Asset Panda has announced the release of four new modules, adding service management and end-to-end asset management functionality to its core, lightweight ITAM offering.The new features continue to add value to a solid core ITAM product.
Asset Panda’s a fast-growing company that delivers a lightweight, low-cost ITAM solution that seems to do well in the small and mid-sized business market. The new releases are value-add modules to Asset Panda’s core ITAM functionality.
Inventory management, purchase orders, and vendor management modules offer a centralized, integrated solution for bids, billing, approvals, and payment. A request ticket module provides a hook into service catalog and service management processes.
Where procurement processes hinder the speed required for IT procurement, IT tends to build its own procurement function outside of the main business procurement office. If this is you, there’s a lot of value to a toolset that can support procurement without custom, possibly complex integrations. Tracking vendor shipments and payments can also help manage vendor performance. With the new addition of inventory management, multi-site distribution may become easier to manage.
This is likely a best-fit for use cases where you don’t need to extensively customize procurement workflows (e.g. where you have to conform to custom processes developed by the procurement department).

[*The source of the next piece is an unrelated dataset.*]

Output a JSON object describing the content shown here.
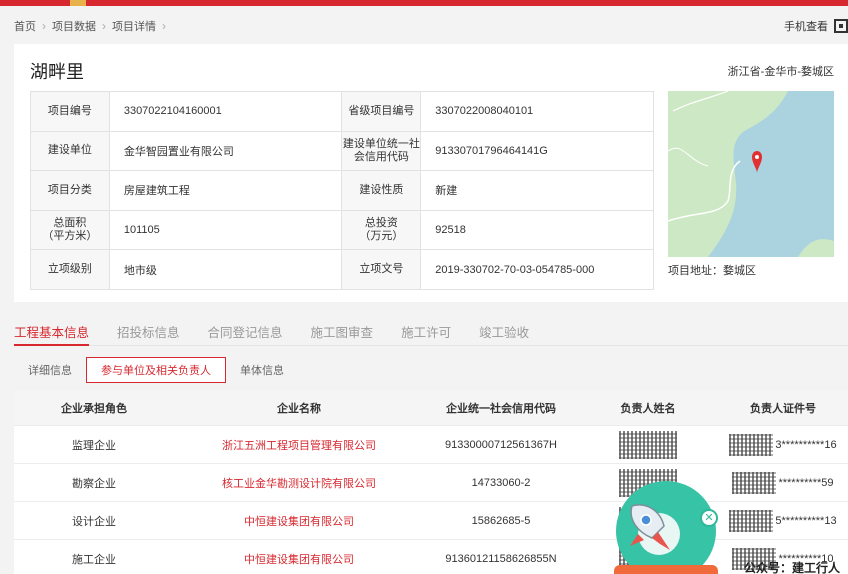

Customers looking for a point solution to improve IT procurement processes have another reason to look to Asset Panda for a solution; existing customers can likely find value in new functionality. The new modules are likely a best fit for a use case where you don’t need to extensively customize the processes in the tool.
Qualys VMDR and Ivanti have announced a new partnership dedicated to improving the detection and patching of vulnerabilities. Announced July 30, the Qualys and Ivanti Partnership have already gone live as an integrated component of the VMDR solution.
RiskSense announced on July 13 its new version of the cloud-delivered RiskSense risk management platform. The main draw of the program is its holistic risk calculation across CVEs and CWEs.
Cyberthreats are omnipresent for any enterprise. Monitoring ingress and egress points while still conducting business is a balance security professionals attempt to strike. Couple this with the continued security issues around remote work during the pandemic, and security teams have their hands full.
On May 26, Kenna Security released its new Prioritization to Prediction Benchmark Survey. This free tool provides organizations with the ability to compare their vulnerability management programs to industry averages Kenna Security has compiled over the years.
COVID-19 has changed a great deal about how businesses operate. From a security perspective, however, COVID-19 caught many businesses off guard. The shift from working in the office to working from home has made it difficult for security measures to keep pace. Specifically, how are businesses meant to maintain the same secure networks when their employees are no longer working in the office? Outside of the security of the IT departments, IT and security have a tough time ensuring that patching and vulnerability management remain at the forefront of a business’s priorities.
Kenna Security deployed their new data driven vulnerability management program, Kenna.VM and accessory program, Kenna.VI. Released on April 28th, Kenna.VM was created with the purpose to set service-level agreements (SLAs) with risk tolerance in mind.
We often hear that businesses are continually cyber insecure or under attack. However, recent penetration testing from Rapid7 shows that businesses are getting better at securing their networks against cyberattacks. While organizations continue to have exploitable weaknesses, attackers are having greater difficulty penetrating deeper into businesses’ networks.
Four zero-day vulnerabilities were discovered in IBM’s Data Risk Manager. While the vulnerabilities are concerning, more so is IBM’s response when addressed. The company simply stated, “It’s out of scope.” – meaning it had no intention to rectify or address the issue.
The Internet of Things is increasingly embedded with our daily lives. While these devices make life more accessible, for every new device, a new attack vector for cyberattackers is created.